Stored records:
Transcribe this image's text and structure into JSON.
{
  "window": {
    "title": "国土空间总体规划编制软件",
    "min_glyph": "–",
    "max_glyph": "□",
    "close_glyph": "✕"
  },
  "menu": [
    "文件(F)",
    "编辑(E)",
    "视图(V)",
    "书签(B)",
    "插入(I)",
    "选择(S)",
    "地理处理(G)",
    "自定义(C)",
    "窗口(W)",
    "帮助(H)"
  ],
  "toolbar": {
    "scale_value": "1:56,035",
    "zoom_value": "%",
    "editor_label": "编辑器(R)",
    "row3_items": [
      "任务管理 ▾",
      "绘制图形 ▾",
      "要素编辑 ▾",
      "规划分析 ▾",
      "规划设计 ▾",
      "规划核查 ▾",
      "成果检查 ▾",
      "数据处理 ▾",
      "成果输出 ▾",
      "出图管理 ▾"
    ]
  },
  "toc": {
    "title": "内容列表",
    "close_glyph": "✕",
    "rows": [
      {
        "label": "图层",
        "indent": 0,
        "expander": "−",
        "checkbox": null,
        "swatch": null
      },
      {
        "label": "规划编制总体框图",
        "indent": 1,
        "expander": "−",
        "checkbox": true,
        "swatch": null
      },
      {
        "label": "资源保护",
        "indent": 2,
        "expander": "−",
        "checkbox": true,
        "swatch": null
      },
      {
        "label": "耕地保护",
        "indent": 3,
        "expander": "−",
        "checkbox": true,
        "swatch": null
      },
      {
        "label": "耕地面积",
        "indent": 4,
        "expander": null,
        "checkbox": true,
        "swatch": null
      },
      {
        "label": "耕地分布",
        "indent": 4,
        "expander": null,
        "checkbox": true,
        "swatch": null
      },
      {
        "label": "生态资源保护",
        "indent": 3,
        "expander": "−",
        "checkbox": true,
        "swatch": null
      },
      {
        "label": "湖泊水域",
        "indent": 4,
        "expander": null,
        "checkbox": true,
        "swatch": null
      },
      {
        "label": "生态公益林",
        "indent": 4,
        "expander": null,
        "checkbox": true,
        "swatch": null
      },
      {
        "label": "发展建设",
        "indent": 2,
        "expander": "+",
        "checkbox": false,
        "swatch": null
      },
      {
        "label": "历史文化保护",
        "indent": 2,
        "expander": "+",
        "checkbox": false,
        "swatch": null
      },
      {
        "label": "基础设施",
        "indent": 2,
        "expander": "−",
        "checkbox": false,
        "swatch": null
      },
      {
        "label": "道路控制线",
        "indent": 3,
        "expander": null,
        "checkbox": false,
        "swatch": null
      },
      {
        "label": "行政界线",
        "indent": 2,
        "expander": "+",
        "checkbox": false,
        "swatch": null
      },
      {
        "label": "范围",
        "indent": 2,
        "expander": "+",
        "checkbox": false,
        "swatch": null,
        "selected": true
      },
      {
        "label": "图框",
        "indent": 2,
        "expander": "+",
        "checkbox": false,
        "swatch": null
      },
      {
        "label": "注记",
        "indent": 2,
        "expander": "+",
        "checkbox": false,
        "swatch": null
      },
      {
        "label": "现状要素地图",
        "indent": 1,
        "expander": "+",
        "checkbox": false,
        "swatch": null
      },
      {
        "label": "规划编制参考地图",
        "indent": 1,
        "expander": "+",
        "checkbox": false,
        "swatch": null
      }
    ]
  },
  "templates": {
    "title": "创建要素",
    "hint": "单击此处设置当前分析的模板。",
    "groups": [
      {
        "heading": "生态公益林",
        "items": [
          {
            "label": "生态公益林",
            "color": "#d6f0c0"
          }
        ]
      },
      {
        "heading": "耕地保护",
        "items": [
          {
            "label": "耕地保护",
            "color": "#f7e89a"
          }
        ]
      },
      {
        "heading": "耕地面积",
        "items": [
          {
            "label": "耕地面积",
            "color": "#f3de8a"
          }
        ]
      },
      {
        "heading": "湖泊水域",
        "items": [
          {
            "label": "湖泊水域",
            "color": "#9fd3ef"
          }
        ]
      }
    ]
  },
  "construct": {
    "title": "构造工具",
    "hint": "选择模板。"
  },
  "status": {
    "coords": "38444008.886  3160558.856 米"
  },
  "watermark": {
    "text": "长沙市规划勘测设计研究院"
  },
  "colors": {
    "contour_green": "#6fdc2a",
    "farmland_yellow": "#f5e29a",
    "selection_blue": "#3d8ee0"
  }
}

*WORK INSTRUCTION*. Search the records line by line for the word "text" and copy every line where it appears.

*SOLVED EXERCISE*.
Transcribe this image's text and structure into JSON.
    "text": "长沙市规划勘测设计研究院"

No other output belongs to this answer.